> **AVAILABLE DATA**
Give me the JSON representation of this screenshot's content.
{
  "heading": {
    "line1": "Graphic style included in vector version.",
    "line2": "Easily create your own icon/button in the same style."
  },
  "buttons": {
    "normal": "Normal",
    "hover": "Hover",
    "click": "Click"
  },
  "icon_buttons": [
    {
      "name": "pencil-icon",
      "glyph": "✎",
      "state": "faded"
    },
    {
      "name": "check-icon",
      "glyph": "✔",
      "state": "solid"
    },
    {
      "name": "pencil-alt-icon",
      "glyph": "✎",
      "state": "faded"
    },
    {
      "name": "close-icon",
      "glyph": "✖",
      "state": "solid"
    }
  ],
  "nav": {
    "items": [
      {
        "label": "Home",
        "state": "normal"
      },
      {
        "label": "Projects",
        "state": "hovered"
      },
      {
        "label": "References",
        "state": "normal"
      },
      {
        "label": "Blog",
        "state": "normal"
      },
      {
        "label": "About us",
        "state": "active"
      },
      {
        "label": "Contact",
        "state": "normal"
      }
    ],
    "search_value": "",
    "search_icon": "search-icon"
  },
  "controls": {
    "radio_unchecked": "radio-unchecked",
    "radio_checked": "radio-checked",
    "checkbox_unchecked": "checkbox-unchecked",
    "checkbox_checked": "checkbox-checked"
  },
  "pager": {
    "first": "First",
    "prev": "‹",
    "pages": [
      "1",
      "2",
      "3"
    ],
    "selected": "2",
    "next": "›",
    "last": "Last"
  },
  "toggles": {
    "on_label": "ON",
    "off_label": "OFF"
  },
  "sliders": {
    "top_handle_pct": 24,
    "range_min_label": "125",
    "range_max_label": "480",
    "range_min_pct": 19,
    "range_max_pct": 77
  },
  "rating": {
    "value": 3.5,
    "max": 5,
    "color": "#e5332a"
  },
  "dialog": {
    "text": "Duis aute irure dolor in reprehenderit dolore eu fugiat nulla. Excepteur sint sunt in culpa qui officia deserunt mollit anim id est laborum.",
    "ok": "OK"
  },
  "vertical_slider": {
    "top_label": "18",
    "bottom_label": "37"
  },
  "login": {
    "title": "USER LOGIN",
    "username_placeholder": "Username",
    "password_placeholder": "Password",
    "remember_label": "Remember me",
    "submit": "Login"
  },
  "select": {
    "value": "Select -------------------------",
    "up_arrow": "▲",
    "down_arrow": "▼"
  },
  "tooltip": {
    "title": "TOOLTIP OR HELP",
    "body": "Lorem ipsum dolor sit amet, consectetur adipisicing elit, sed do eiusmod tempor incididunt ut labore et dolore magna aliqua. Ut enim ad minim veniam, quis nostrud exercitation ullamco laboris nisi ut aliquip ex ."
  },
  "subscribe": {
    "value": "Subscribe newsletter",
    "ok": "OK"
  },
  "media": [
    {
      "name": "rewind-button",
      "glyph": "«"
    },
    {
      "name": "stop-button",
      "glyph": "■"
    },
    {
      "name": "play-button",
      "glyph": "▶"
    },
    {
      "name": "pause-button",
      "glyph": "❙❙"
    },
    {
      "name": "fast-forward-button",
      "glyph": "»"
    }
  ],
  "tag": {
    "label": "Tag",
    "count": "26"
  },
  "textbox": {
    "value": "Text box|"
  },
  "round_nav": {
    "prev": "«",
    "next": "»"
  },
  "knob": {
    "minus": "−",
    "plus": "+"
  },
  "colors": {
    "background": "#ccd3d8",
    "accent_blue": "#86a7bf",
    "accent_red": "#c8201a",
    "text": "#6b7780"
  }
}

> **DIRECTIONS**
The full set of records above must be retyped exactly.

> **SOLUTION TO THE EXERCISE**
Give me the JSON representation of this screenshot's content.
{
  "heading": {
    "line1": "Graphic style included in vector version.",
    "line2": "Easily create your own icon/button in the same style."
  },
  "buttons": {
    "normal": "Normal",
    "hover": "Hover",
    "click": "Click"
  },
  "icon_buttons": [
    {
      "name": "pencil-icon",
      "glyph": "✎",
      "state": "faded"
    },
    {
      "name": "check-icon",
      "glyph": "✔",
      "state": "solid"
    },
    {
      "name": "pencil-alt-icon",
      "glyph": "✎",
      "state": "faded"
    },
    {
      "name": "close-icon",
      "glyph": "✖",
      "state": "solid"
    }
  ],
  "nav": {
    "items": [
      {
        "label": "Home",
        "state": "normal"
      },
      {
        "label": "Projects",
        "state": "hovered"
      },
      {
        "label": "References",
        "state": "normal"
      },
      {
        "label": "Blog",
        "state": "normal"
      },
      {
        "label": "About us",
        "state": "active"
      },
      {
        "label": "Contact",
        "state": "normal"
      }
    ],
    "search_value": "",
    "search_icon": "search-icon"
  },
  "controls": {
    "radio_unchecked": "radio-unchecked",
    "radio_checked": "radio-checked",
    "checkbox_unchecked": "checkbox-unchecked",
    "checkbox_checked": "checkbox-checked"
  },
  "pager": {
    "first": "First",
    "prev": "‹",
    "pages": [
      "1",
      "2",
      "3"
    ],
    "selected": "2",
    "next": "›",
    "last": "Last"
  },
  "toggles": {
    "on_label": "ON",
    "off_label": "OFF"
  },
  "sliders": {
    "top_handle_pct": 24,
    "range_min_label": "125",
    "range_max_label": "480",
    "range_min_pct": 19,
    "range_max_pct": 77
  },
  "rating": {
    "value": 3.5,
    "max": 5,
    "color": "#e5332a"
  },
  "dialog": {
    "text": "Duis aute irure dolor in reprehenderit dolore eu fugiat nulla. Excepteur sint sunt in culpa qui officia deserunt mollit anim id est laborum.",
    "ok": "OK"
  },
  "vertical_slider": {
    "top_label": "18",
    "bottom_label": "37"
  },
  "login": {
    "title": "USER LOGIN",
    "username_placeholder": "Username",
    "password_placeholder": "Password",
    "remember_label": "Remember me",
    "submit": "Login"
  },
  "select": {
    "value": "Select -------------------------",
    "up_arrow": "▲",
    "down_arrow": "▼"
  },
  "tooltip": {
    "title": "TOOLTIP OR HELP",
    "body": "Lorem ipsum dolor sit amet, consectetur adipisicing elit, sed do eiusmod tempor incididunt ut labore et dolore magna aliqua. Ut enim ad minim veniam, quis nostrud exercitation ullamco laboris nisi ut aliquip ex ."
  },
  "subscribe": {
    "value": "Subscribe newsletter",
    "ok": "OK"
  },
  "media": [
    {
      "name": "rewind-button",
      "glyph": "«"
    },
    {
      "name": "stop-button",
      "glyph": "■"
    },
    {
      "name": "play-button",
      "glyph": "▶"
    },
    {
      "name": "pause-button",
      "glyph": "❙❙"
    },
    {
      "name": "fast-forward-button",
      "glyph": "»"
    }
  ],
  "tag": {
    "label": "Tag",
    "count": "26"
  },
  "textbox": {
    "value": "Text box|"
  },
  "round_nav": {
    "prev": "«",
    "next": "»"
  },
  "knob": {
    "minus": "−",
    "plus": "+"
  },
  "colors": {
    "background": "#ccd3d8",
    "accent_blue": "#86a7bf",
    "accent_red": "#c8201a",
    "text": "#6b7780"
  }
}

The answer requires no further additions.